Web page and app entries

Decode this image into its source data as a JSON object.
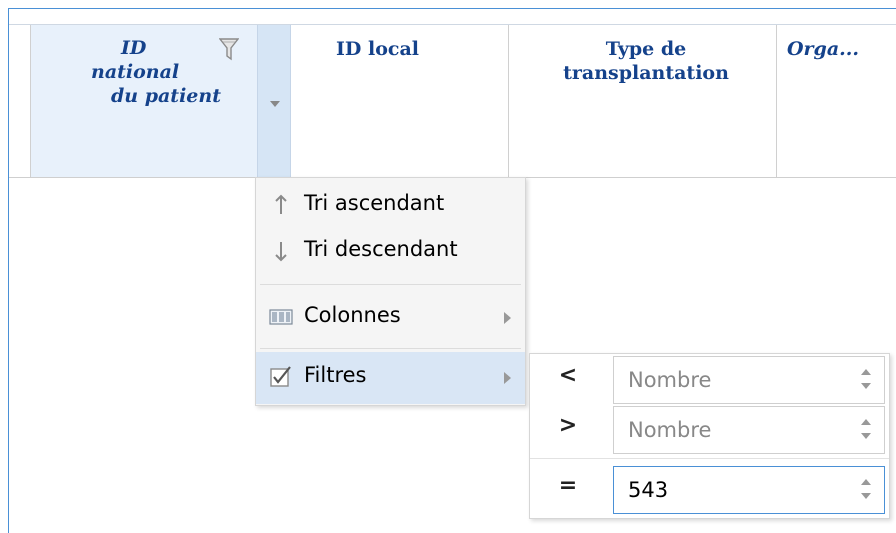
{
  "grid": {
    "columns": [
      {
        "id": "id_national",
        "label_lines": [
          "ID",
          "national",
          "du patient"
        ]
      },
      {
        "id": "id_local",
        "label": "ID local"
      },
      {
        "id": "type_transplantation",
        "label": "Type de transplantation"
      },
      {
        "id": "organe",
        "label": "Orga..."
      }
    ]
  },
  "menu": {
    "items": [
      {
        "icon": "arrow-up-icon",
        "label": "Tri ascendant"
      },
      {
        "icon": "arrow-down-icon",
        "label": "Tri descendant"
      },
      {
        "icon": "columns-icon",
        "label": "Colonnes",
        "has_submenu": true
      },
      {
        "icon": "checkbox-checked-icon",
        "label": "Filtres",
        "has_submenu": true,
        "active": true
      }
    ]
  },
  "filters": {
    "rows": [
      {
        "operator": "<",
        "placeholder": "Nombre",
        "value": ""
      },
      {
        "operator": ">",
        "placeholder": "Nombre",
        "value": ""
      },
      {
        "operator": "=",
        "placeholder": "Nombre",
        "value": "543"
      }
    ]
  },
  "colors": {
    "header_text": "#15428b",
    "active_header_bg": "#e8f1fb",
    "menu_active_bg": "#d9e6f5",
    "focus_border": "#4a90d6"
  }
}
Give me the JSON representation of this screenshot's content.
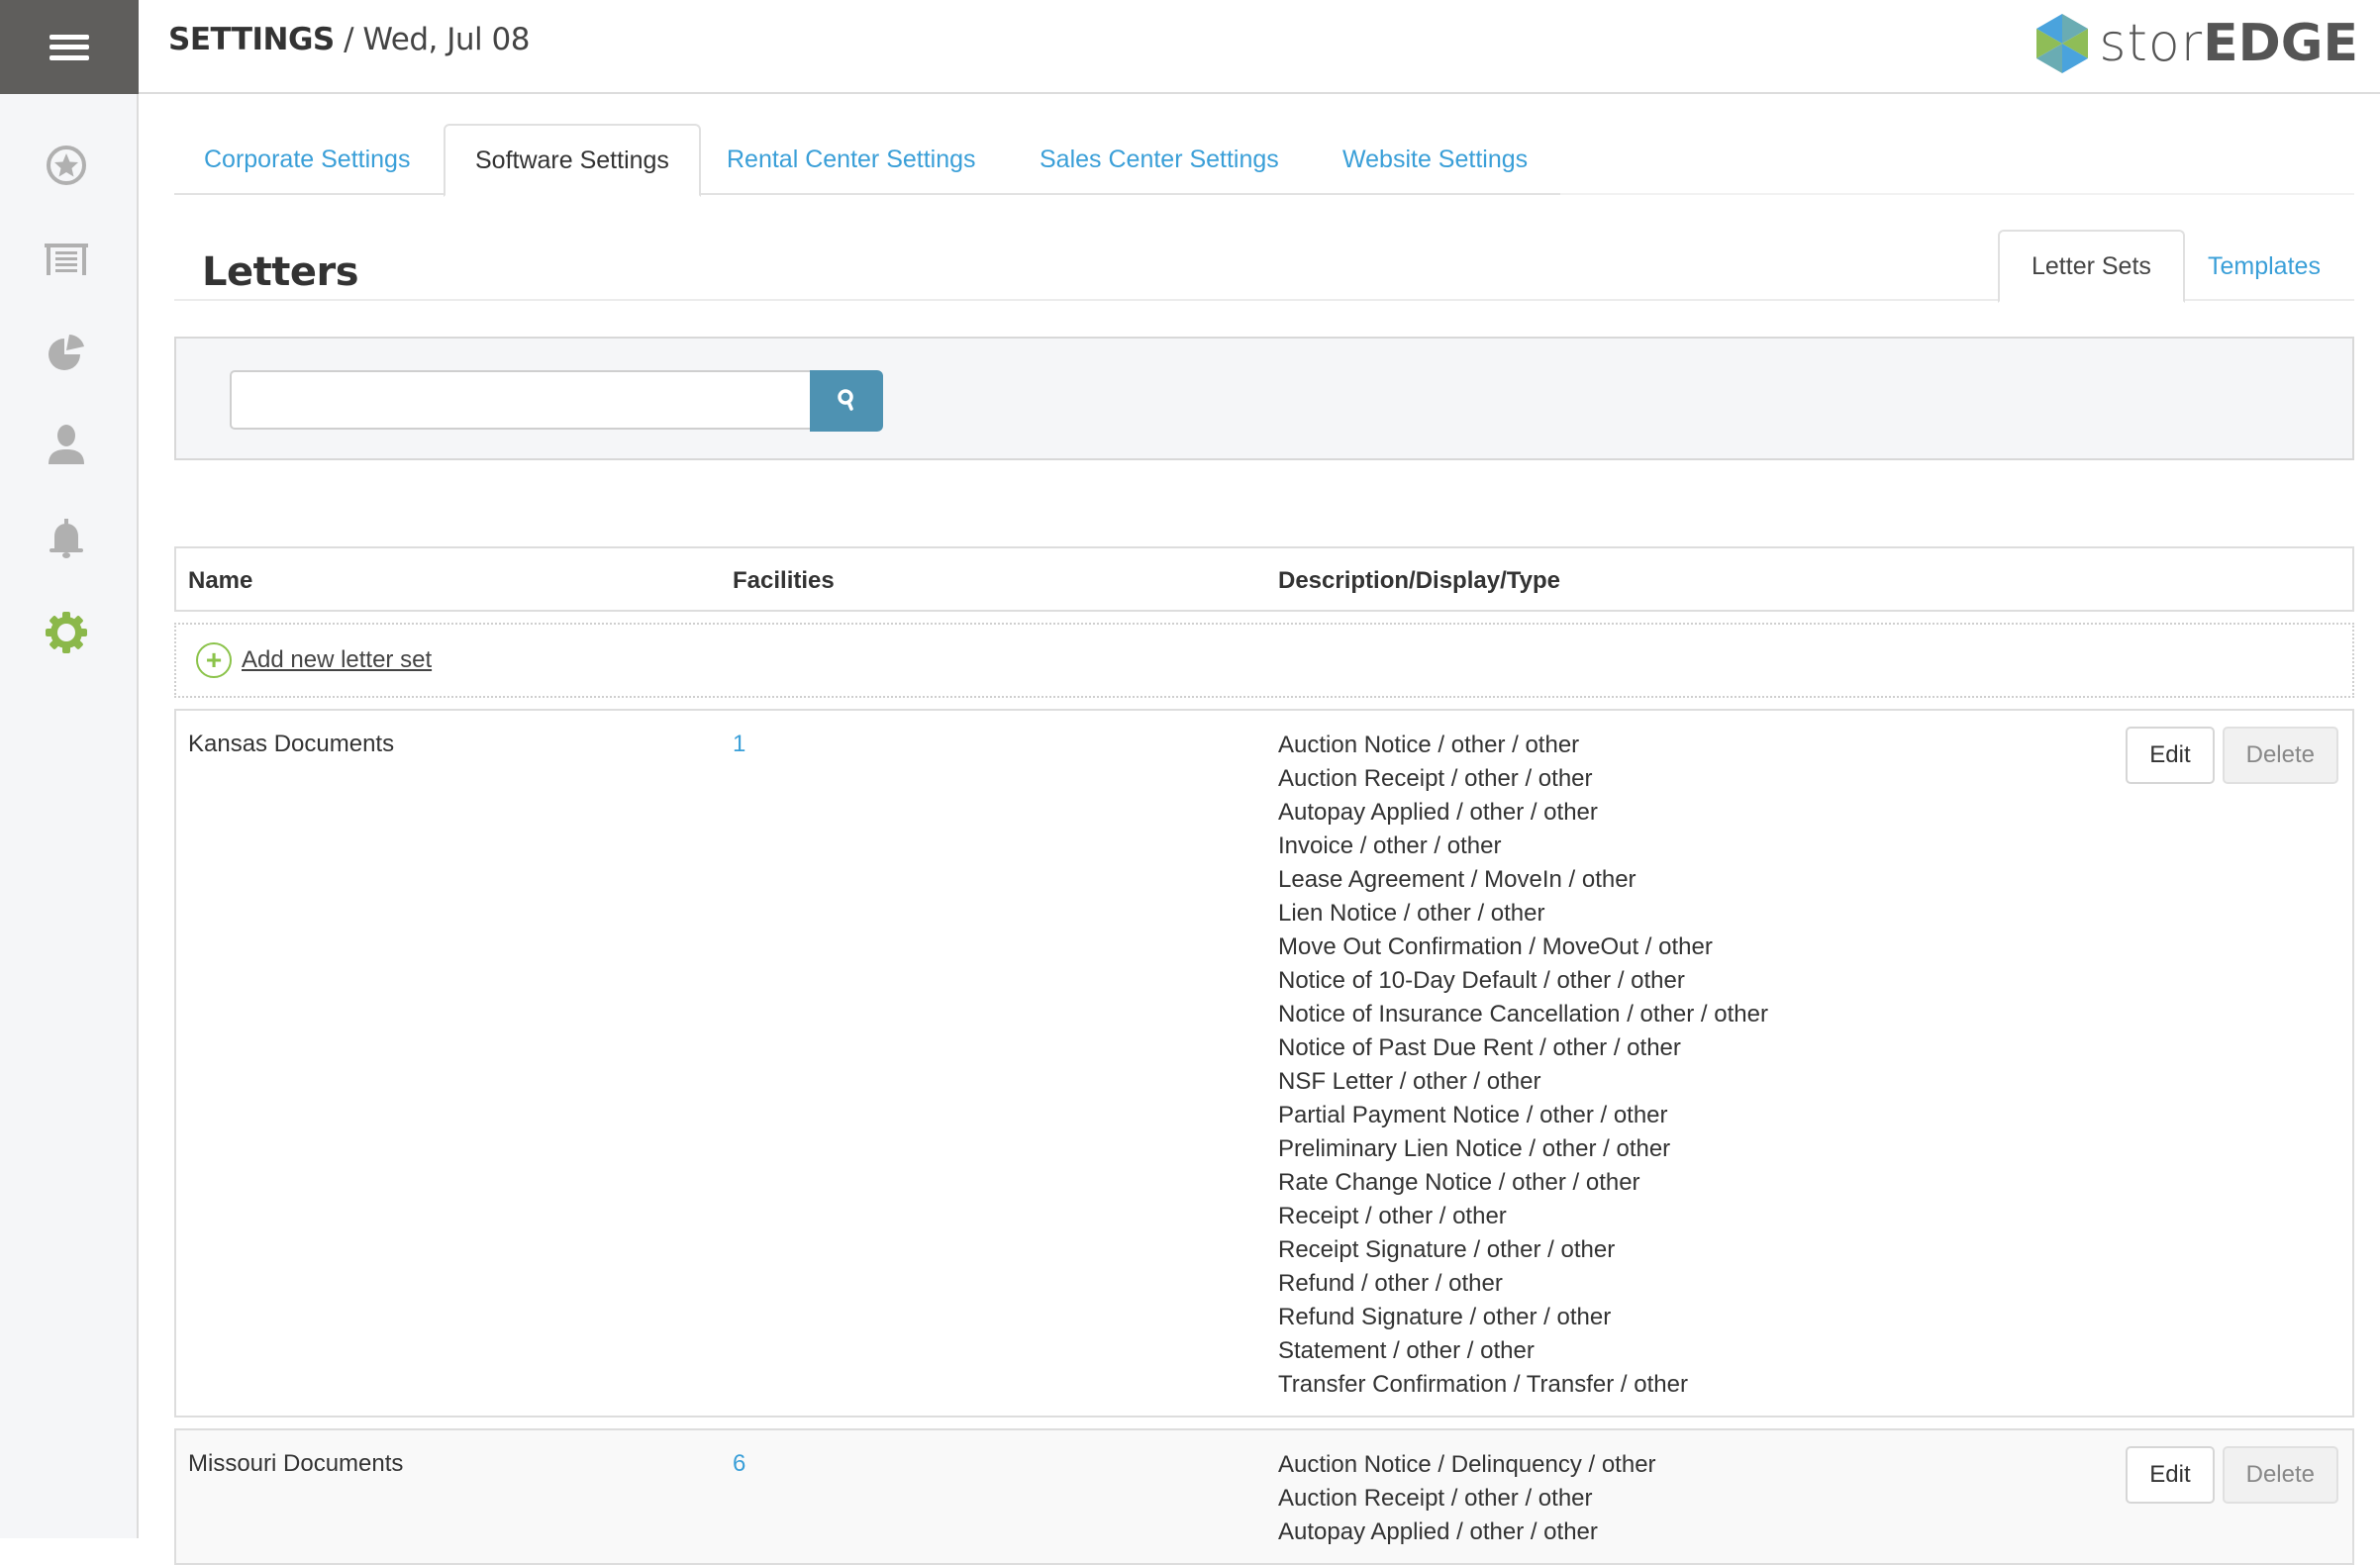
{
  "header": {
    "title": "SETTINGS",
    "separator": " / ",
    "date": "Wed, Jul 08",
    "logo_light": "stor",
    "logo_bold": "EDGE"
  },
  "sidebar": {
    "items": [
      {
        "name": "favorites",
        "icon": "star-circle-icon",
        "active": false
      },
      {
        "name": "storage-units",
        "icon": "garage-door-icon",
        "active": false
      },
      {
        "name": "reports",
        "icon": "pie-chart-icon",
        "active": false
      },
      {
        "name": "customers",
        "icon": "user-icon",
        "active": false
      },
      {
        "name": "notifications",
        "icon": "bell-icon",
        "active": false
      },
      {
        "name": "settings",
        "icon": "gear-icon",
        "active": true
      }
    ],
    "colors": {
      "icon": "#b0b0b0",
      "active": "#8bb84a"
    }
  },
  "main_tabs": [
    {
      "label": "Corporate Settings",
      "active": false
    },
    {
      "label": "Software Settings",
      "active": true
    },
    {
      "label": "Rental Center Settings",
      "active": false
    },
    {
      "label": "Sales Center Settings",
      "active": false
    },
    {
      "label": "Website Settings",
      "active": false
    }
  ],
  "section": {
    "title": "Letters",
    "subtabs": [
      {
        "label": "Letter Sets",
        "active": true
      },
      {
        "label": "Templates",
        "active": false
      }
    ]
  },
  "search": {
    "value": "",
    "placeholder": ""
  },
  "table": {
    "columns": [
      "Name",
      "Facilities",
      "Description/Display/Type"
    ],
    "add_label": " Add new letter set",
    "edit_label": "Edit",
    "delete_label": "Delete",
    "rows": [
      {
        "name": "Kansas Documents",
        "facilities": "1",
        "descriptions": [
          "Auction Notice / other / other",
          "Auction Receipt / other / other",
          "Autopay Applied / other / other",
          "Invoice / other / other",
          "Lease Agreement / MoveIn / other",
          "Lien Notice / other / other",
          "Move Out Confirmation / MoveOut / other",
          "Notice of 10-Day Default / other / other",
          "Notice of Insurance Cancellation / other / other",
          "Notice of Past Due Rent / other / other",
          "NSF Letter / other / other",
          "Partial Payment Notice / other / other",
          "Preliminary Lien Notice / other / other",
          "Rate Change Notice / other / other",
          "Receipt / other / other",
          "Receipt Signature / other / other",
          "Refund / other / other",
          "Refund Signature / other / other",
          "Statement / other / other",
          "Transfer Confirmation / Transfer / other"
        ]
      },
      {
        "name": "Missouri Documents",
        "facilities": "6",
        "descriptions": [
          "Auction Notice / Delinquency / other",
          "Auction Receipt / other / other",
          "Autopay Applied / other / other"
        ]
      }
    ]
  }
}
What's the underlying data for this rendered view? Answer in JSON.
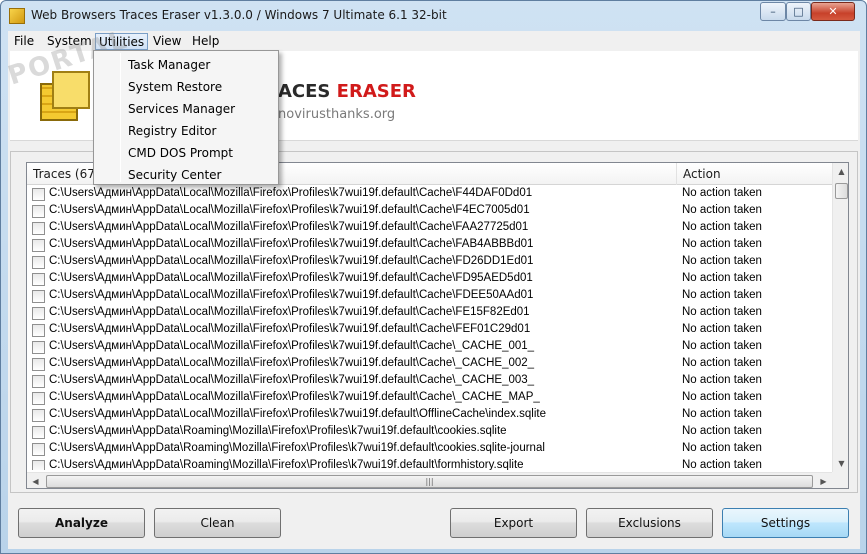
{
  "window": {
    "title": "Web Browsers Traces Eraser v1.3.0.0 / Windows 7 Ultimate 6.1 32-bit",
    "min_label": "–",
    "max_label": "□",
    "close_label": "✕"
  },
  "menu": {
    "file": "File",
    "system": "System",
    "utilities": "Utilities",
    "view": "View",
    "help": "Help"
  },
  "utilities_menu": [
    "Task Manager",
    "System Restore",
    "Services Manager",
    "Registry Editor",
    "CMD DOS Prompt",
    "Security Center"
  ],
  "header": {
    "brand_visible": "ACES ",
    "brand_red": "ERASER",
    "url_visible": "novirusthanks.org"
  },
  "watermark": "PORTAL",
  "list": {
    "col_traces": "Traces (6724",
    "col_action": "Action",
    "rows": [
      {
        "path": "C:\\Users\\Админ\\AppData\\Local\\Mozilla\\Firefox\\Profiles\\k7wui19f.default\\Cache\\F44DAF0Dd01",
        "action": "No action taken"
      },
      {
        "path": "C:\\Users\\Админ\\AppData\\Local\\Mozilla\\Firefox\\Profiles\\k7wui19f.default\\Cache\\F4EC7005d01",
        "action": "No action taken"
      },
      {
        "path": "C:\\Users\\Админ\\AppData\\Local\\Mozilla\\Firefox\\Profiles\\k7wui19f.default\\Cache\\FAA27725d01",
        "action": "No action taken"
      },
      {
        "path": "C:\\Users\\Админ\\AppData\\Local\\Mozilla\\Firefox\\Profiles\\k7wui19f.default\\Cache\\FAB4ABBBd01",
        "action": "No action taken"
      },
      {
        "path": "C:\\Users\\Админ\\AppData\\Local\\Mozilla\\Firefox\\Profiles\\k7wui19f.default\\Cache\\FD26DD1Ed01",
        "action": "No action taken"
      },
      {
        "path": "C:\\Users\\Админ\\AppData\\Local\\Mozilla\\Firefox\\Profiles\\k7wui19f.default\\Cache\\FD95AED5d01",
        "action": "No action taken"
      },
      {
        "path": "C:\\Users\\Админ\\AppData\\Local\\Mozilla\\Firefox\\Profiles\\k7wui19f.default\\Cache\\FDEE50AAd01",
        "action": "No action taken"
      },
      {
        "path": "C:\\Users\\Админ\\AppData\\Local\\Mozilla\\Firefox\\Profiles\\k7wui19f.default\\Cache\\FE15F82Ed01",
        "action": "No action taken"
      },
      {
        "path": "C:\\Users\\Админ\\AppData\\Local\\Mozilla\\Firefox\\Profiles\\k7wui19f.default\\Cache\\FEF01C29d01",
        "action": "No action taken"
      },
      {
        "path": "C:\\Users\\Админ\\AppData\\Local\\Mozilla\\Firefox\\Profiles\\k7wui19f.default\\Cache\\_CACHE_001_",
        "action": "No action taken"
      },
      {
        "path": "C:\\Users\\Админ\\AppData\\Local\\Mozilla\\Firefox\\Profiles\\k7wui19f.default\\Cache\\_CACHE_002_",
        "action": "No action taken"
      },
      {
        "path": "C:\\Users\\Админ\\AppData\\Local\\Mozilla\\Firefox\\Profiles\\k7wui19f.default\\Cache\\_CACHE_003_",
        "action": "No action taken"
      },
      {
        "path": "C:\\Users\\Админ\\AppData\\Local\\Mozilla\\Firefox\\Profiles\\k7wui19f.default\\Cache\\_CACHE_MAP_",
        "action": "No action taken"
      },
      {
        "path": "C:\\Users\\Админ\\AppData\\Local\\Mozilla\\Firefox\\Profiles\\k7wui19f.default\\OfflineCache\\index.sqlite",
        "action": "No action taken"
      },
      {
        "path": "C:\\Users\\Админ\\AppData\\Roaming\\Mozilla\\Firefox\\Profiles\\k7wui19f.default\\cookies.sqlite",
        "action": "No action taken"
      },
      {
        "path": "C:\\Users\\Админ\\AppData\\Roaming\\Mozilla\\Firefox\\Profiles\\k7wui19f.default\\cookies.sqlite-journal",
        "action": "No action taken"
      },
      {
        "path": "C:\\Users\\Админ\\AppData\\Roaming\\Mozilla\\Firefox\\Profiles\\k7wui19f.default\\formhistory.sqlite",
        "action": "No action taken"
      }
    ]
  },
  "buttons": {
    "analyze": "Analyze",
    "clean": "Clean",
    "export": "Export",
    "exclusions": "Exclusions",
    "settings": "Settings"
  }
}
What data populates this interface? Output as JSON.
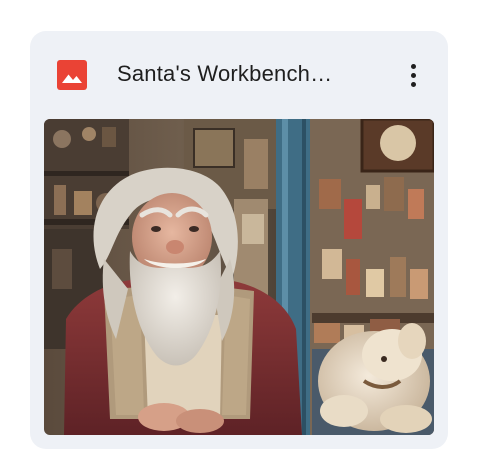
{
  "card": {
    "title": "Santa's Workbench…",
    "file_type_icon": "image-file-icon",
    "menu_icon": "more-vert-icon",
    "thumbnail_icon": "photo-thumbnail"
  },
  "colors": {
    "card_background": "#eef1f6",
    "image_icon_red": "#ea4335",
    "title_text": "#1f1f1f"
  }
}
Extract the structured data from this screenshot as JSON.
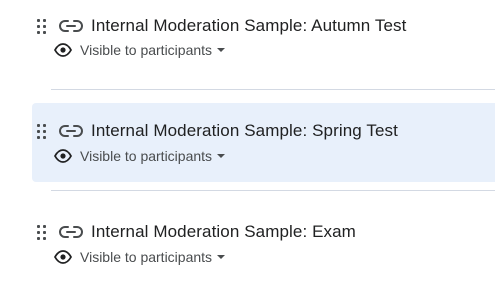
{
  "items": [
    {
      "title": "Internal Moderation Sample: Autumn Test",
      "visibility": "Visible to participants",
      "highlighted": false
    },
    {
      "title": "Internal Moderation Sample: Spring Test",
      "visibility": "Visible to participants",
      "highlighted": true
    },
    {
      "title": "Internal Moderation Sample: Exam",
      "visibility": "Visible to participants",
      "highlighted": false
    }
  ],
  "icons": {
    "drag": "drag-handle-icon",
    "link": "link-icon",
    "visibility": "eye-icon",
    "dropdown": "caret-down-icon"
  },
  "colors": {
    "highlight_background": "#e8f0fb",
    "divider": "#d3d9e3",
    "text": "#202122",
    "muted_text": "#494c4e"
  }
}
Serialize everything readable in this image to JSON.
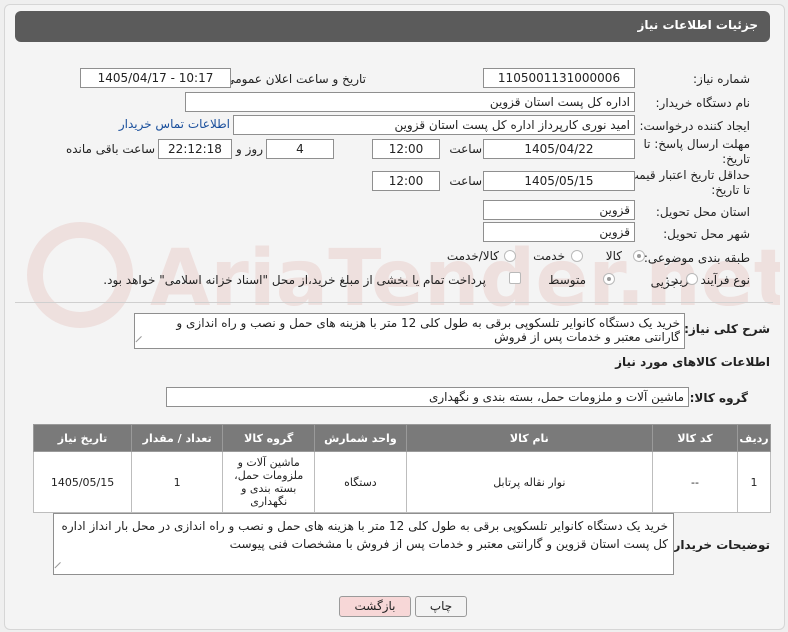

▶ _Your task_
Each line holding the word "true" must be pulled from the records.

▶ _Response to this exercise_
        "has_submenu": true
        "has_submenu": true,
        "active": true
        "active": true
      "active": true
        "active": true
      "highlighted": true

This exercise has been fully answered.